┌─ EXERCISE MATERIAL

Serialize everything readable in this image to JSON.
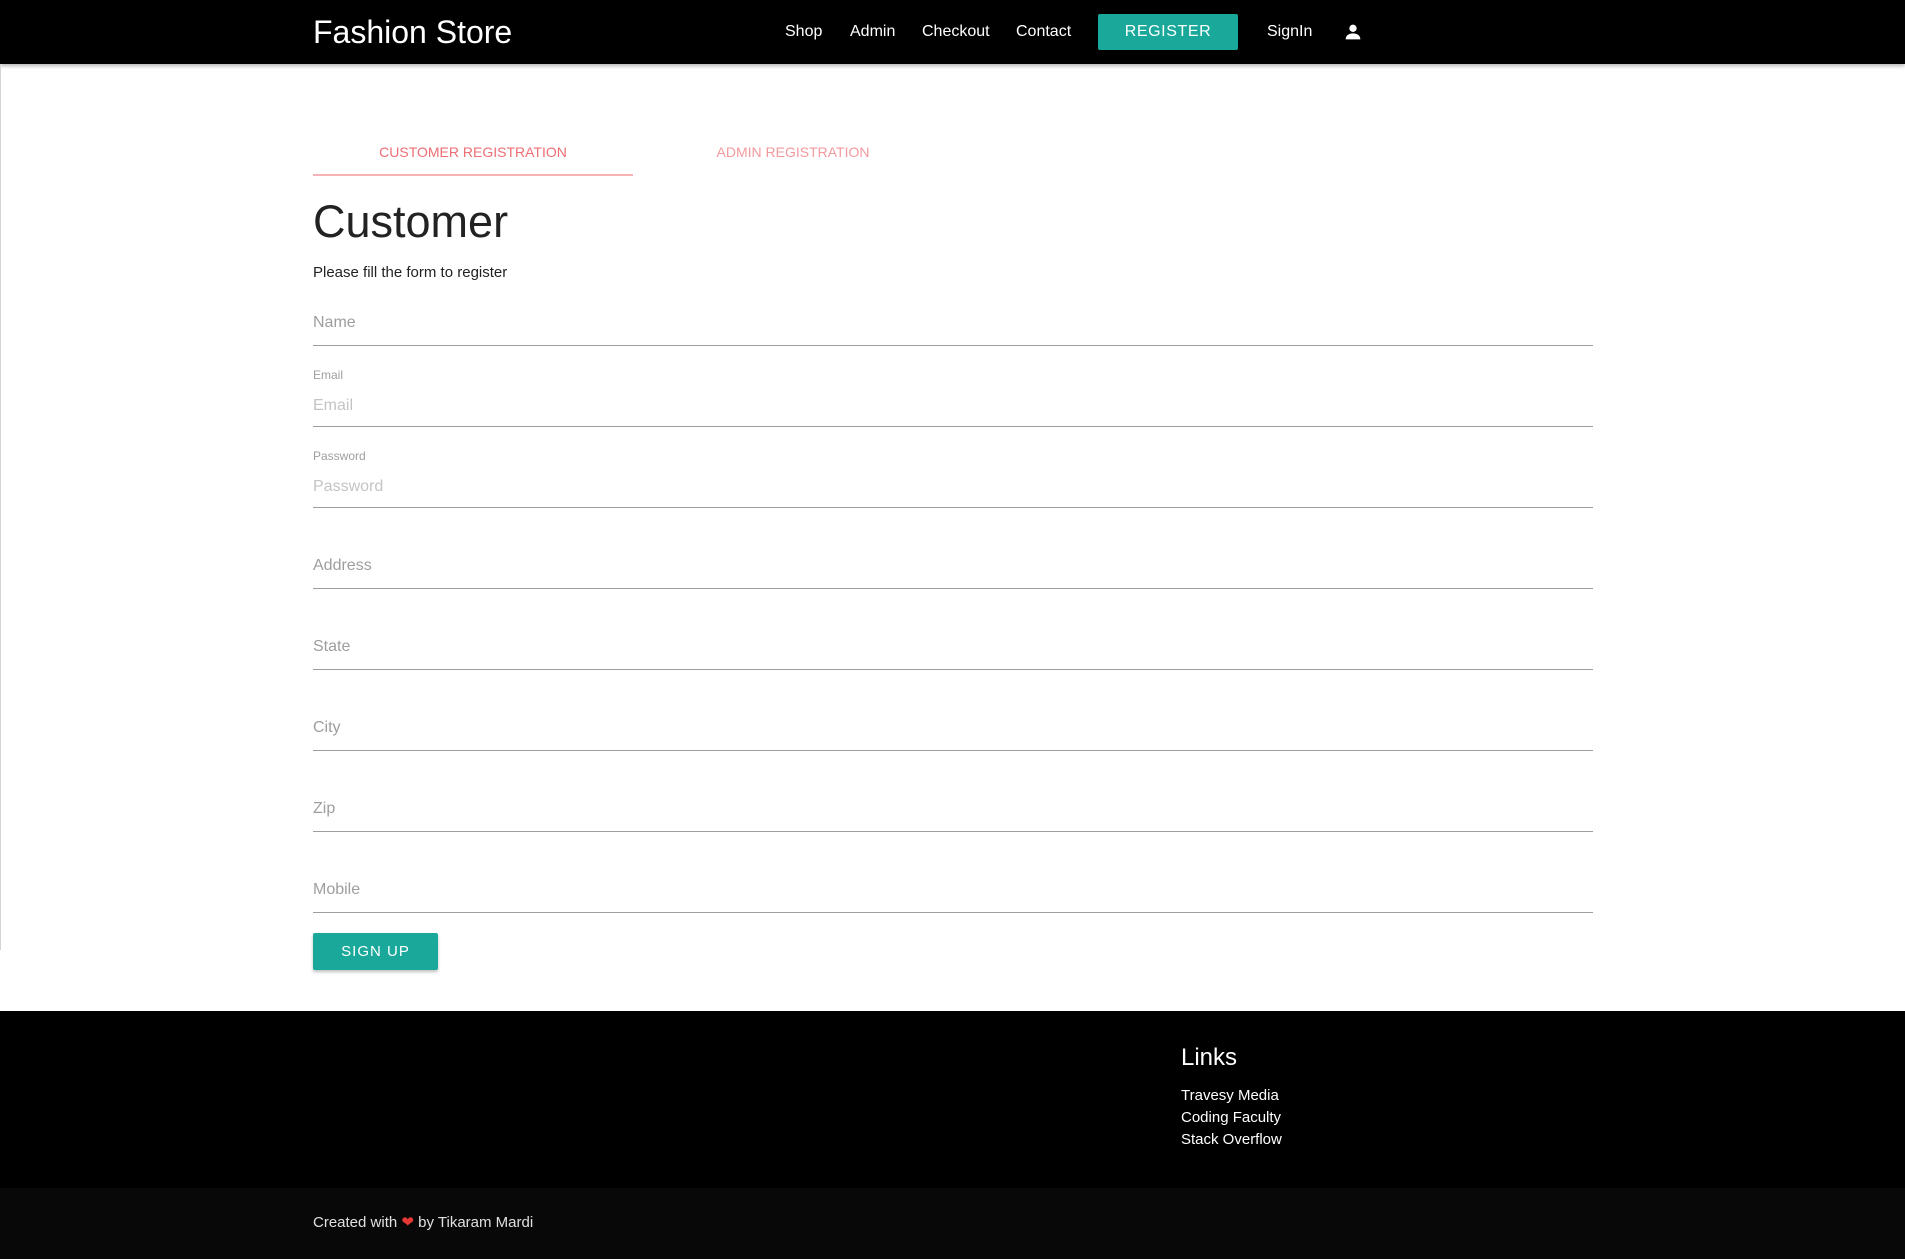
{
  "navbar": {
    "brand": "Fashion Store",
    "links": [
      "Shop",
      "Admin",
      "Checkout",
      "Contact"
    ],
    "register_label": "REGISTER",
    "signin_label": "SignIn",
    "user_icon": "person-icon"
  },
  "tabs": {
    "customer": "CUSTOMER REGISTRATION",
    "admin": "ADMIN REGISTRATION",
    "active": "customer"
  },
  "form": {
    "heading": "Customer",
    "subtitle": "Please fill the form to register",
    "name_placeholder": "Name",
    "email_label": "Email",
    "email_placeholder": "Email",
    "password_label": "Password",
    "password_placeholder": "Password",
    "address_placeholder": "Address",
    "state_placeholder": "State",
    "city_placeholder": "City",
    "zip_placeholder": "Zip",
    "mobile_placeholder": "Mobile",
    "signup_label": "SIGN UP"
  },
  "footer": {
    "links_title": "Links",
    "links": [
      "Travesy Media",
      "Coding Faculty",
      "Stack Overflow"
    ],
    "created_prefix": "Created with",
    "heart": "❤",
    "created_suffix": "by Tikaram Mardi"
  },
  "colors": {
    "accent": "#1aa89a",
    "tab_active": "#ee6e73",
    "navbar_bg": "#000000",
    "heart": "#e53935"
  }
}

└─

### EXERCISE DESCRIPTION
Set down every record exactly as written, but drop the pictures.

### ANSWER
Serialize everything readable in this image to JSON.
{
  "navbar": {
    "brand": "Fashion Store",
    "links": [
      "Shop",
      "Admin",
      "Checkout",
      "Contact"
    ],
    "register_label": "REGISTER",
    "signin_label": "SignIn",
    "user_icon": "person-icon"
  },
  "tabs": {
    "customer": "CUSTOMER REGISTRATION",
    "admin": "ADMIN REGISTRATION",
    "active": "customer"
  },
  "form": {
    "heading": "Customer",
    "subtitle": "Please fill the form to register",
    "name_placeholder": "Name",
    "email_label": "Email",
    "email_placeholder": "Email",
    "password_label": "Password",
    "password_placeholder": "Password",
    "address_placeholder": "Address",
    "state_placeholder": "State",
    "city_placeholder": "City",
    "zip_placeholder": "Zip",
    "mobile_placeholder": "Mobile",
    "signup_label": "SIGN UP"
  },
  "footer": {
    "links_title": "Links",
    "links": [
      "Travesy Media",
      "Coding Faculty",
      "Stack Overflow"
    ],
    "created_prefix": "Created with",
    "heart": "❤",
    "created_suffix": "by Tikaram Mardi"
  },
  "colors": {
    "accent": "#1aa89a",
    "tab_active": "#ee6e73",
    "navbar_bg": "#000000",
    "heart": "#e53935"
  }
}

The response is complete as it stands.